(Website and app data records)
((
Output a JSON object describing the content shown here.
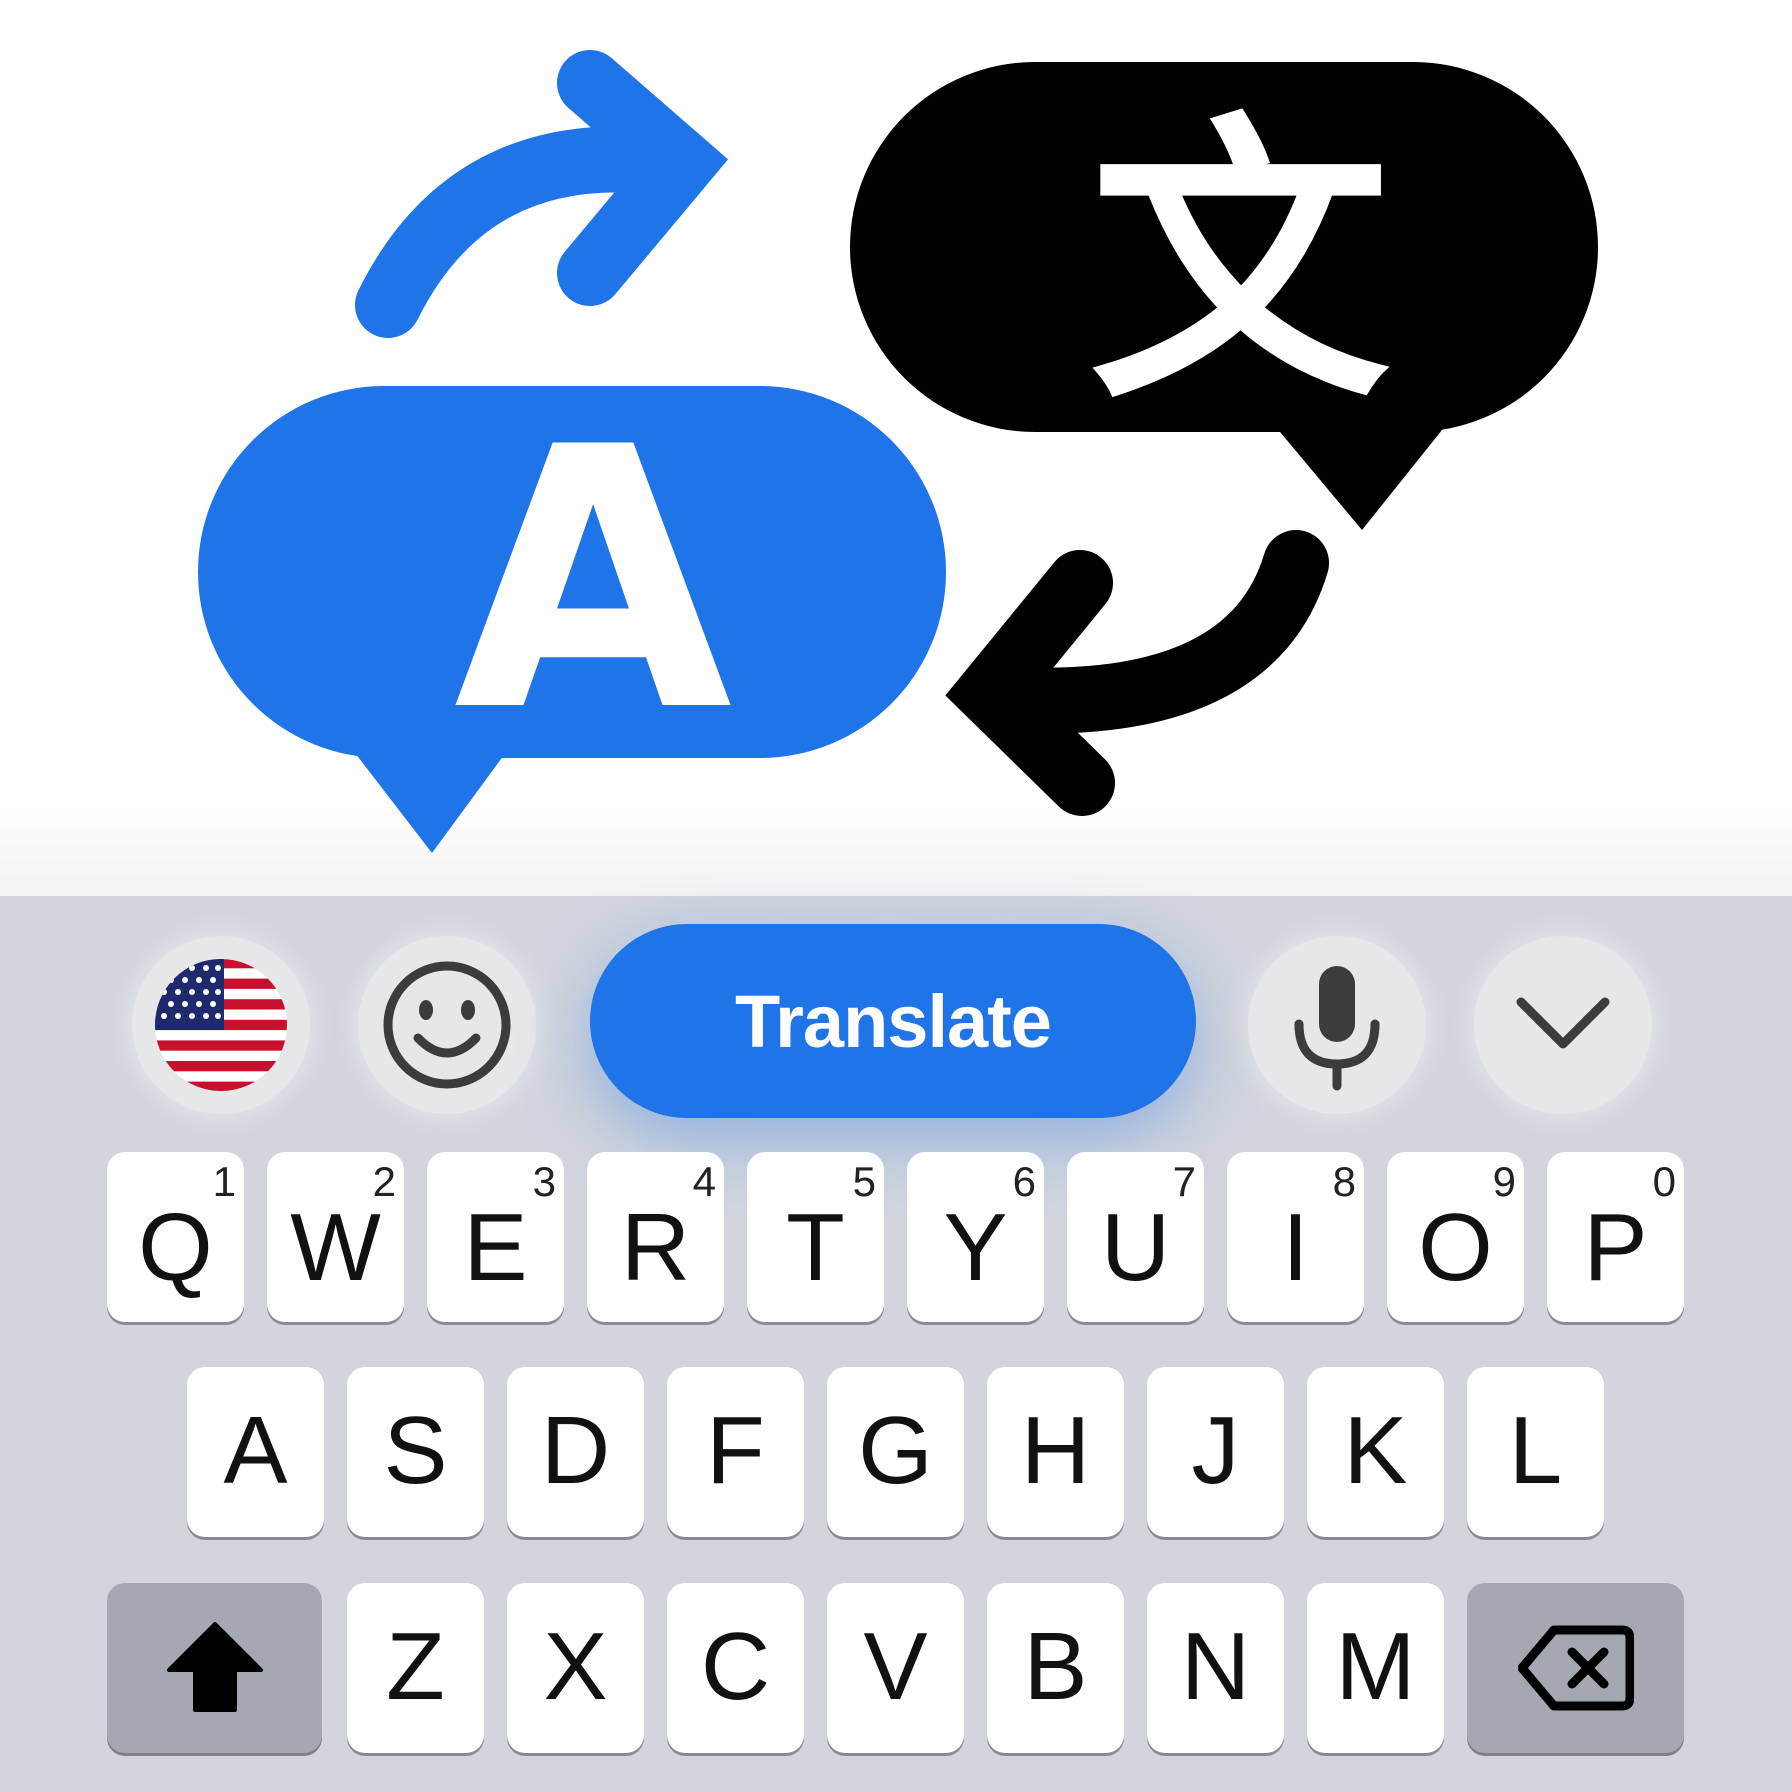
{
  "hero": {
    "source_bubble_glyph": "A",
    "target_bubble_glyph": "文",
    "colors": {
      "blue": "#1f74e8",
      "black": "#000000"
    }
  },
  "toolbar": {
    "language_icon": "us-flag-icon",
    "emoji_icon": "smiley-icon",
    "translate_label": "Translate",
    "mic_icon": "microphone-icon",
    "collapse_icon": "chevron-down-icon"
  },
  "keyboard": {
    "row1": [
      {
        "letter": "Q",
        "number": "1"
      },
      {
        "letter": "W",
        "number": "2"
      },
      {
        "letter": "E",
        "number": "3"
      },
      {
        "letter": "R",
        "number": "4"
      },
      {
        "letter": "T",
        "number": "5"
      },
      {
        "letter": "Y",
        "number": "6"
      },
      {
        "letter": "U",
        "number": "7"
      },
      {
        "letter": "I",
        "number": "8"
      },
      {
        "letter": "O",
        "number": "9"
      },
      {
        "letter": "P",
        "number": "0"
      }
    ],
    "row2": [
      "A",
      "S",
      "D",
      "F",
      "G",
      "H",
      "J",
      "K",
      "L"
    ],
    "row3": [
      "Z",
      "X",
      "C",
      "V",
      "B",
      "N",
      "M"
    ],
    "shift_icon": "shift-arrow-icon",
    "backspace_icon": "backspace-icon",
    "colors": {
      "background": "#d2d5dc",
      "key": "#ffffff",
      "function_key": "#a4a8b1"
    }
  }
}
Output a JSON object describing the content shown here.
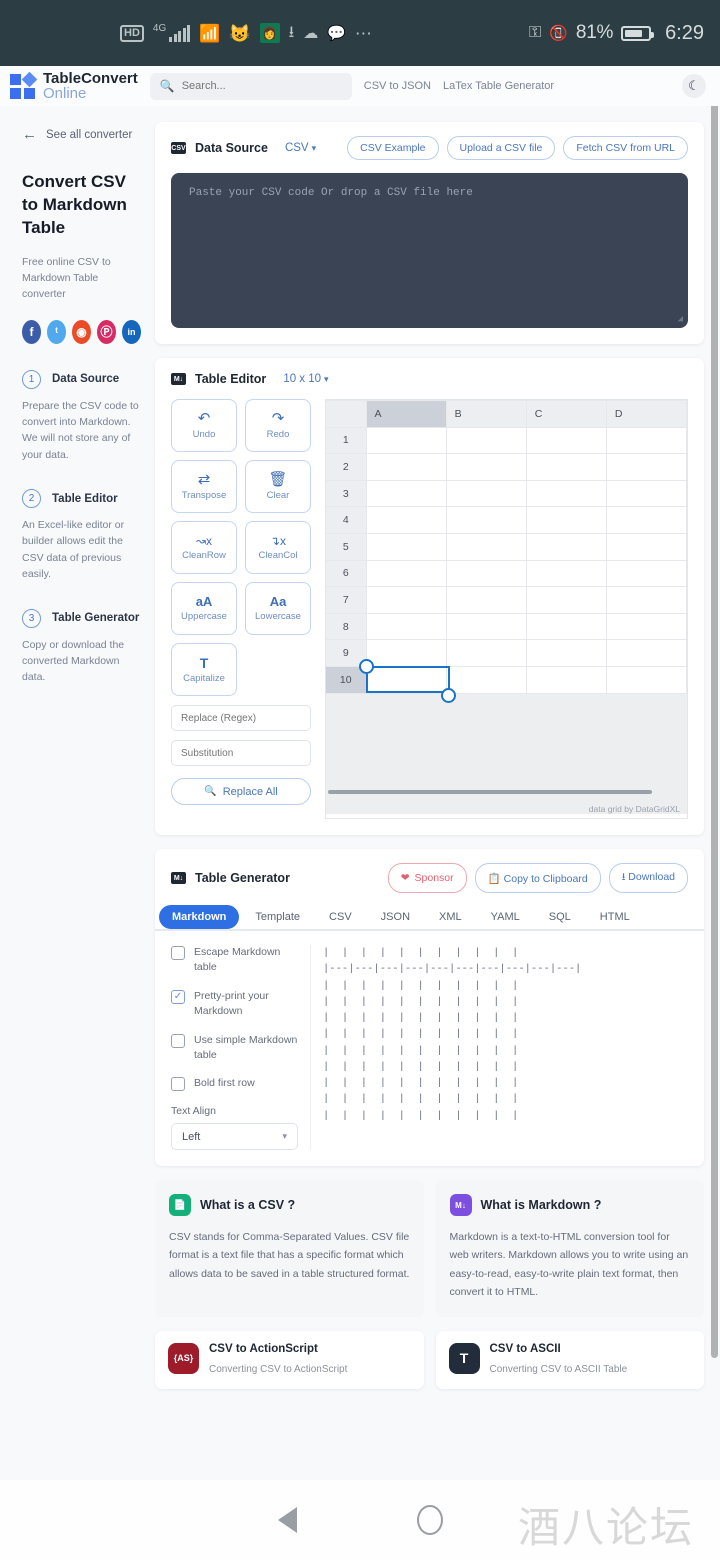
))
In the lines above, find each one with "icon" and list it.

(SOLUTION TO THIS EXERCISE)
    "language_icon": "us-flag-icon",
    "emoji_icon": "smiley-icon",
    "mic_icon": "microphone-icon",
    "collapse_icon": "chevron-down-icon"
    "shift_icon": "shift-arrow-icon",
    "backspace_icon": "backspace-icon",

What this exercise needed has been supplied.